In my first year at SFU, I attended Welcome Day with all the other new students. I remember saying a warm goodbye to my parents as they saw me off, the same way they did when I went to my first day of kindergarten. I came to SFU because I knew there was far more for me than here than what Vancouver Island had to offer me. I wanted to attend a school where nobody knew my name because I didn’t want anything from my past to define the person I was about to become. It was one of the scariest things I’d ever done, but looking at it now it was by far the best decision I’ve ever made.
Specifically, I remember sitting in West gym, surrounded by hundreds and hundreds of other kids who were just like me. They were all starting fresh, and some of them were coming from places much farther than myself. We all had something in common, we were all about to start the next step of our lives, leaving bits and pieces of our old lives behind us. High school was officially over, and it was time to start the next chapter. I sat there in group 63 for FASS, listening to Blake Fly give us an incredible speech. He said that University was hard, but our lives after would be much harder. He claimed that right now was the time to make mistakes and learn from them. We ranged from as young as 17 to 26, and we were all just starting our lives. Everything prior to that moment didn’t matter, but whatever happened next, was for us to decide as both students and young adults. As he strummed his guitar to Wonderwall by Oasis, he explained that we needed to balance our time- specifically with academics, our personal lives, and exercise and sleep. When any of those four things are out of balance, we suffer the consequences.

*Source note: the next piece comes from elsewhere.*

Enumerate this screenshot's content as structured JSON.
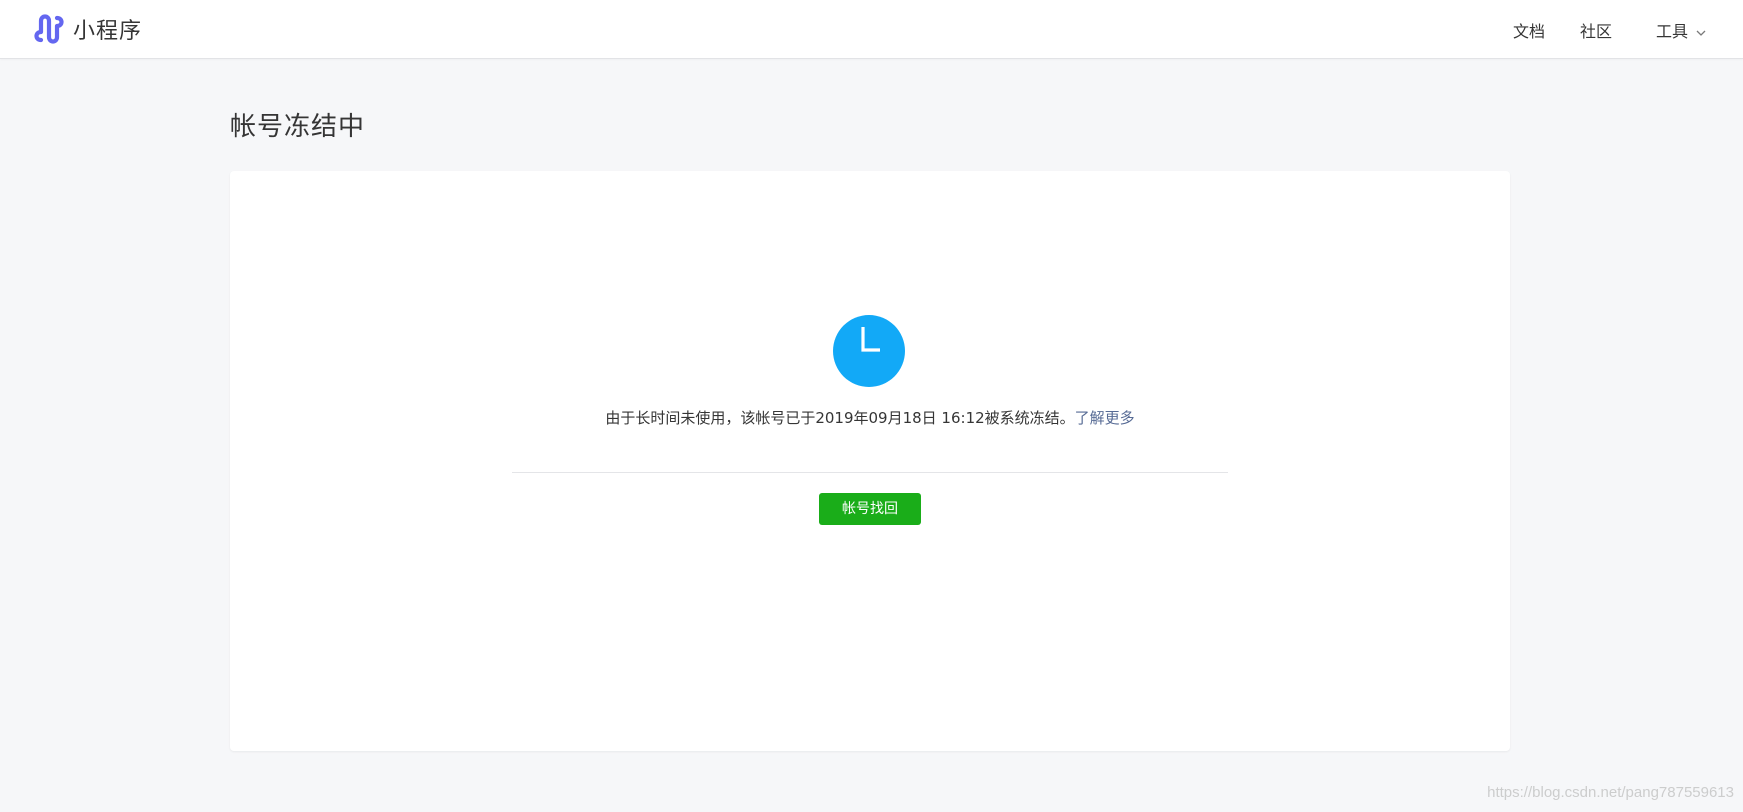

For the last two years, I had no handle on balancing my life whatsoever. I was doing university completely wrong. It wasn’t until this year that I’ve made time for myself and my creative life. As much as I love being a Communications major, it’s never been my ultimate goal to work a 9-5 job. That’s why I’ve been hustling so hard to create successful side projects to keep me afloat after I graduate. I had always told myself that I would get out of university by the time I was 21, which happens to be within the span of another year. I’ve taken up to 6 courses in past semesters in order to race to the finish line, but the closer I get, the less I want to leave. Lately I’ve had to take a step back and ask myself what the rush was. If this is really the time I’m supposed to be living my best life and making mistakes, then what is the point of always rushing everything? I know for a fact that I definitely don’t want to walk past the AQ pond dressed head to toe in my robes and wish I had balanced my time better here.
This week I worked with Gary Mo (@yuen.wm) for both a school project of his, as well as his own creative idea. He’s taking a course at Emily Carr and the assignment was to shoot monochromatic portraits using leaves. Unfortunately, he’s not a fan of leaves so we ditched the assignment quite quickly after we showed up on location. He brought large pieces of lace to create patterns on my face when the sun rays hit it. I always love working with Gary because we don’t have any time constraints or specific conceptual shots we need to get by then end of the work period. Gary holds a very special place in my heart as he was the one to give me advice when I was questioning my own creative decisions. He had advice much like Blake Fly, specifically voicing that I was young and asked me, “what’s the worst that could happen.” Since then, I’ve been fully committed to my creative life.
In my last post, I voiced that I’ve been struggling with a creative block and I think I was so focused on making it in the creative industry that I lost sight of my youth. I have a tendency to prioritize one or two things in my life, so I don’t have to deal with other things which is most generally my personal life. Never have I ever felt like my life was passing me by so fast until recently when people remind me that I only have one more year of school left. I’ve been working so hard on my creative projects that I’ve over-spun my gears. It’s not that I don’t to create right now, I think I just need to go out and take some time to reflect on myself and where I’m at in my own life. I spend too much time thinking about the future, and not enough time thinking about right now. In order to keep creating, I need to find that balance.